The team was the same as in the fist part of the expe­di­tion: two porters, one mule dri­ver, and Juan our cook. Juan kept us well fed with deli­cious meals, some of them very sur­pris­ing con­sid­er­ing the con­di­tions and for a moment we almost for­got we were on an expe­di­tion. Once we arrived at the moraine camp we got a lit­tle wor­ried because clouds were com­ing from the east and it was get­ting over­cast quick­ly. We had had clear skies for many days before this peak so it was break­ing pat­tern. I called by satel­lite phone and con­firmed that the night of the 19th was our last chance, so we had to go for it.

Bar­bara enjoy­ing the climb. Joshua Jar­rin photo

We start­ed at mid­night with a French press cof­fee pre­pared by Juan. After approach­ing the glac­i­er by easy gran­ite slabs, we entered into the low­er glac­i­er of the north­east side of the peak. As soon as we gained some alti­tude every­thing was get­ting steep­er and a bit more com­pli­cat­ed. At 5am we final­ly reached the head­wall of the peak, a 60-degree aver­age gul­ly that we had to climb on six pitch­es in order to get to the sum­mit ridge. Enjoy­ing the first light of the day climb­ing in real­ly good ice and snow con­di­tions with the view of the north­ern side of Cordillera Blan­ca was just per­fect. Every time I asked Bar­bara how she was doing, she kept say­ing, I am doing great, this is fun!”.

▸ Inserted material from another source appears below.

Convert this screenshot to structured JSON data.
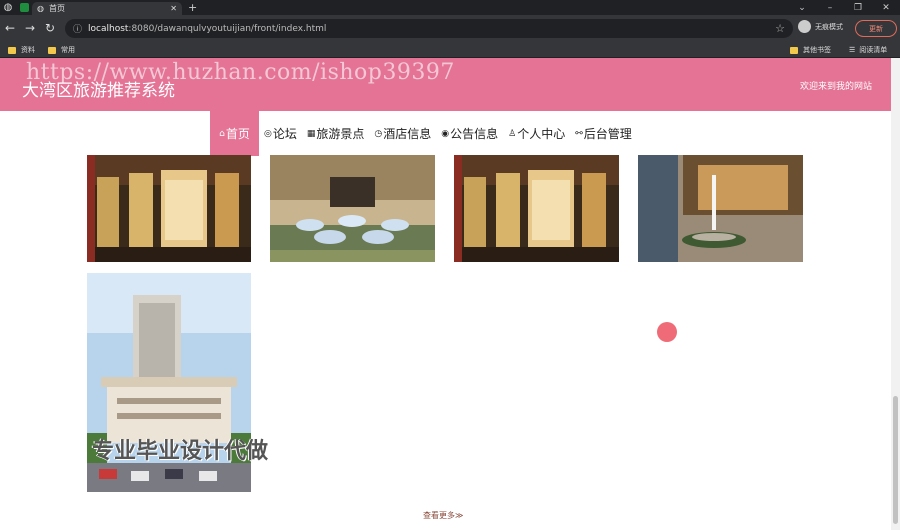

Steep ridge climb­ing — Peru­vian style! Joshua Jar­rin photo

We final­ly arrived to the sum­mit at 10am, but the clouds were already rolling around the range and we could­n’t take a pic­ture like the one we did on Chopakal­ki, but that was ok con­sid­er­ing the land­scapes we saw on the final part of the climb. After five rap­pels and some glac­i­er tra­vers­es we were back to the camp, where Juan was wait­ing with a hot meal. 

Arteson­ra­ju sum­mit route. Joshua Jar­rin photo

Cloudy but suc­cess­ful sum­mit. Joshua Jar­rin photo

Now I am in Huaraz rest­ing a lit­tle bit and Bar­bara is already think­ing about her next climb. I hope I have the hon­or to be her guide again in a dif­fer­ent des­ti­na­tion. From my side this is a climb ded­i­cat­ed to Joel S. and his Tam­my, some Moun­tain Mad­ness fel­lows who could­n’t join us this time due to a last minute incon­ve­nience and who we are look­ing for­ward to see­ing again. 

~MM Guide Joshua Jarrin